Responding to COVID-19: insight, support and guidance
The Chancellor faces some tough choices in the run-up to his Spring Statement. Does he borrow more to cushion households from the cost of living crisis, fuelled by the increase in demand as the world recovers from COVID-19, and further exacerbated by the war in Ukraine and sanctions imposed on Russia? Or does he simply allow household budgets to be squeezed? Either way, we can expect further pressure placed on public sector budgets.
One of the impacts of the pandemic has been the revolution in new ways of working. Asset managers have been struggling for years to make the most efficient use of their property estate, and have suddenly seen a transformation in hybrid and home working. Where we go from here will determine whether asset managers can contribute to "building back better and greener," and make savings to protect frontline services. Previous scepticism from managers that staff cannot be trusted to work from home has all but evaporated, with the majority of employees valuing the improvements in work-life balance. This has prompted employers across public and private sectors to carry out a fundamental review of their accommodation.
This brings a dilemma for the public sector: should we follow the Cabinet Office's lead, which has tasked the civil service with ensuring their offices can return quickly to full occupancy following the lifting of restrictions in England? Or is this a missed opportunity to consolidate and build upon the new ways of working, and use surplus assets to generate capital and/or revenue income and contribute to the regeneration of town centres and building more homes?
The rationale of central government, and any local authorities wishing to emulate their approach, is the understandable concern that a dramatic lessening in office workers from our town centres will permanently damage their economies as shops, restaurants and coffee shops see an ongoing reduction in footfall and turnover. The simple solution would be to instruct everyone to return to the office.

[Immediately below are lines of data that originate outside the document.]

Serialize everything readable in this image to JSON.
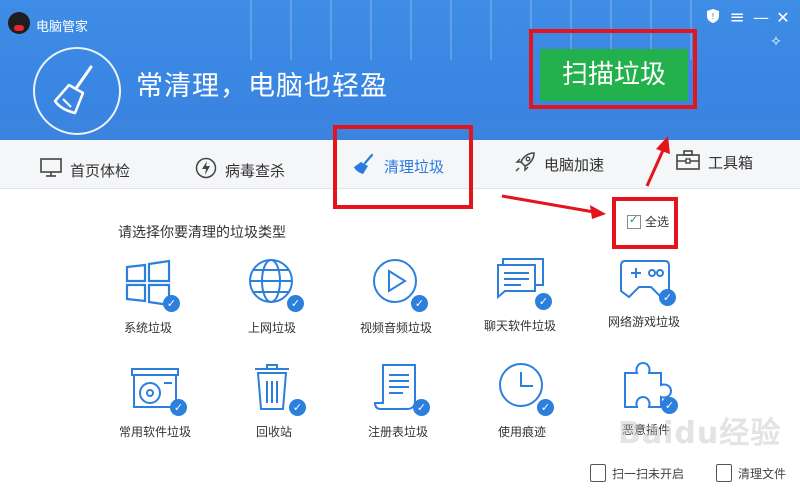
{
  "app": {
    "title": "电脑管家",
    "slogan": "常清理，电脑也轻盈",
    "scan_button": "扫描垃圾"
  },
  "tabs": [
    {
      "label": "首页体检",
      "icon": "monitor-icon"
    },
    {
      "label": "病毒查杀",
      "icon": "lightning-icon"
    },
    {
      "label": "清理垃圾",
      "icon": "broom-icon",
      "active": true
    },
    {
      "label": "电脑加速",
      "icon": "rocket-icon"
    },
    {
      "label": "工具箱",
      "icon": "toolbox-icon"
    }
  ],
  "content": {
    "section_title": "请选择你要清理的垃圾类型",
    "select_all": "全选",
    "categories": [
      {
        "label": "系统垃圾",
        "icon": "windows-icon",
        "checked": true
      },
      {
        "label": "上网垃圾",
        "icon": "globe-icon",
        "checked": true
      },
      {
        "label": "视频音频垃圾",
        "icon": "play-icon",
        "checked": true
      },
      {
        "label": "聊天软件垃圾",
        "icon": "chat-icon",
        "checked": true
      },
      {
        "label": "网络游戏垃圾",
        "icon": "gamepad-icon",
        "checked": true
      },
      {
        "label": "常用软件垃圾",
        "icon": "software-box-icon",
        "checked": true
      },
      {
        "label": "回收站",
        "icon": "trash-icon",
        "checked": true
      },
      {
        "label": "注册表垃圾",
        "icon": "registry-doc-icon",
        "checked": true
      },
      {
        "label": "使用痕迹",
        "icon": "clock-icon",
        "checked": true
      },
      {
        "label": "恶意插件",
        "icon": "puzzle-icon",
        "checked": true
      }
    ]
  },
  "footer": {
    "scan_unopened": "扫一扫未开启",
    "cleanup_files": "清理文件"
  },
  "watermark": "Baidu经验",
  "colors": {
    "header_blue": "#3b87e3",
    "scan_green": "#23b14d",
    "check_blue": "#2c7fdc",
    "annotation_red": "#e3141b"
  }
}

There may be a broader benefit to the economy from hybrid working, however. The drop in economic productivity since the 2008 financial crisis is well documented, and the UK has failed to keep up with its major G7 competitors. Traditionally, productivity increases are crucial for economic growth, and shape the living standards of workers. While the reality is more complex and wage growth has stopped tracking productivity growth, an ongoing downturn in productivity forces us to confront important questions about how our economy operates and where a rise in living standards will come from. The government's solution is to invest modest funds into research and development, which are significantly below our competitors, and set up freeports, which critics have argued are mere tax havens that will move jobs from one part of the country to the other.
What has this got to do with new ways of working? There is growing evidence they increase productivity. If new, well-designed hybrid and home working methods that learn from best practice are deployed across the economy, it could make a significant difference to stubbornly low levels of productivity. If the government's fixation on turning the clock back to pre-pandemic working methods for the civil service is mirrored by the rest of the public sector, we risk growing the existing productivity gap between the UK and its competitors, as well as between public and private sectors.
Many local authorities are already developing solutions to embed new ways of working into their operating culture, using surplus property to drive developments which provide social and economic value to their communities. The management of surplus property on a larger scale will be a growing challenge for asset managers, but the need for greater revenue savings and the maximisation of capital receipts to repay debt or invest in low carbon green growth has never been greater.
How do we decide whether property should be retained, reused, or declared surplus? And how does a decision to declare property surplus for disposal affect it’s valuation on the balance sheet? How should the growing list of surplus properties be managed? What happens to it while it is vacant and what should our disposal strategy be to maximise capital receipts, revenue savings, social and economic value?